Elliot: Save the cash, Pix! Just rub toilet paper on your face!
Jimmy Ray: Man, I bet Guy's ass is nice and smooth.
[everyone does a double-take at Jimmy Ray]
Jimmy Ray: I'm just saying!
Sarge: [still laughing] Why would Guy's ass be smooth? What, does he shave and moisturize?
Pixie: Oh, please! I can't get him to shave his back! How could I get him to shave his ass?!
[group dissolves into laughter; Howie returns to his desk from a meeting]
Howie: [big smile] Hey, everybody! What's so funny?
[group looks at each other, collapses into laughter again]
Sarge: [walking away from the group, shaking head] Some sick, sick people work for you, Howie....

Friday, March 2, 2007

Detail of the Week: When Good Drawings Go Bad

Well, not so much the drawings, perhaps, as the contractors reading the drawings incorrectly with big-time consequences. Generally, when a contractor reads a drawing and isn't sure what's being represented or think he or she is reading it incorrectly, the contractor will call the architect or ask the question in a Request For Information, or an RFI. My present contractor on Wheatlands is really good about this. Mark calls and asks me the question, then we work through it, then he issues an RFI to confirm our decision. Interestingly, this saves us time overall because we both worked through the solution instead of me issuing him a solution that might still not work or might cause more problems than it solves.

However...sometimes it doesn't occur to the contractor to ask. They assume their reading is correct and do something totally unintended. Sometiems these errors are huge, and sometimes, they're silly, like our first detail. This was on a project of a former colleague of Sarge's. We often note details in a plan by putting a dashed circle or rectangle around the detail and note the sheet and detail number off to the side and connect the detail and sheet number to the dashed circle with a line called a leader line. This sort of detail is shown on the right. However, the contractor interpreted this as the edge of the top step and built it as shown on the left.
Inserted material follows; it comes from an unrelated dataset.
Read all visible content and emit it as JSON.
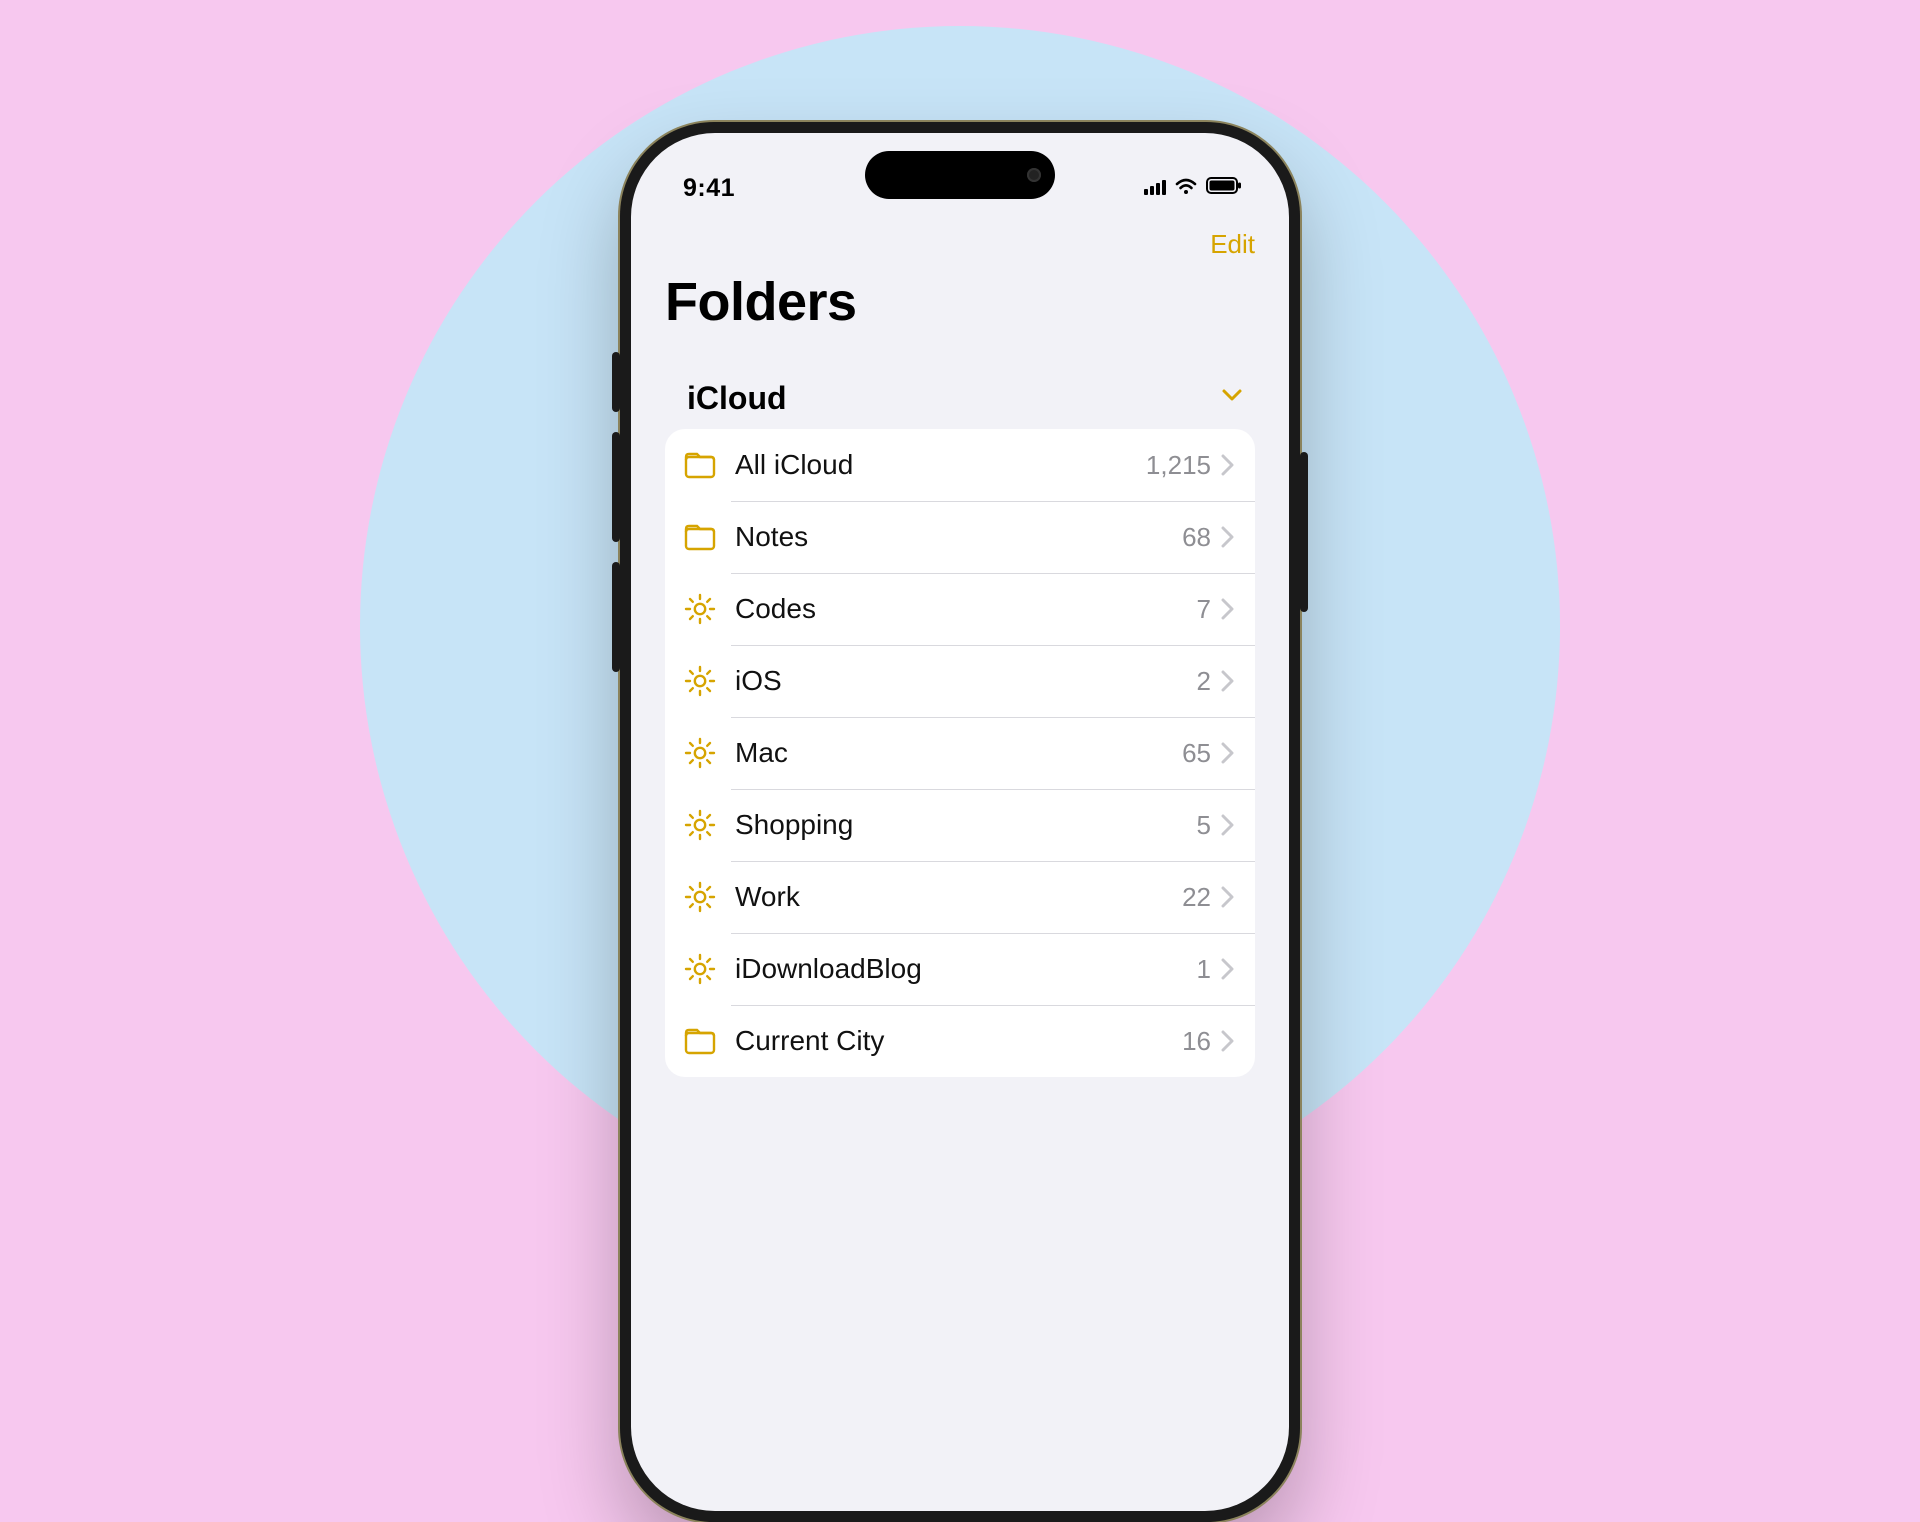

As the architect commented to Sarge, "They built the fucking leader line."Guy passed this around his office, and one of his colleagues noted that the stair as built violates code. Because of this, as well as because they didn't build it as the architect drew it, the architect would be completely in his right to tell the contractor to tear this out and build it correctly. Building codes require that the height of any step (called a riser) be of a minimum height, and this stair likely doesn't meet that. Look at the plan; only three stairs (four risers) are shown, but the contractor had to do the math to change the height of each riser in order to make what he thought was the extra riser but was actually the leader line between the detail and sheet number and the rectangle around the detail.

Below is another detail on a project a friend of mine worked on several years ago. This is a drywall soffit in a hallway. You can see the lines that go from the wall to the edge of the curved soffit; those are control joints, which allow large expanses of drywall to expand and contract with heat. But see the line running longways down the soffit?

That line is actually a grid line. A grid line is an imaginary line that runs through the center of the structural columns and is used not only to locate the columns and beams but is also used to help dimension other things in the floor plans and ceiling plans. So, the outer edge of the curve of this soffit was dimensioned off this gridline. However, the contractor read this in reverse--he thought that the architect was trying to show an architectural reveal in the underside of the soffit dimensioned off the edge of the soffit. While this doesn't violate any codes, it just looks doofy. it's the only soffit in the hall with this line in it. "They built the grid line in, Pixie!" my friend sighed. "It looks different from everything else on the plan, but they read it like it was a reveal! What the hell?"

I'll have something more amusing tomorrow, but believe me, when we passed these details around our office, we howled with laughter.

I know, I know...we're total archinerds....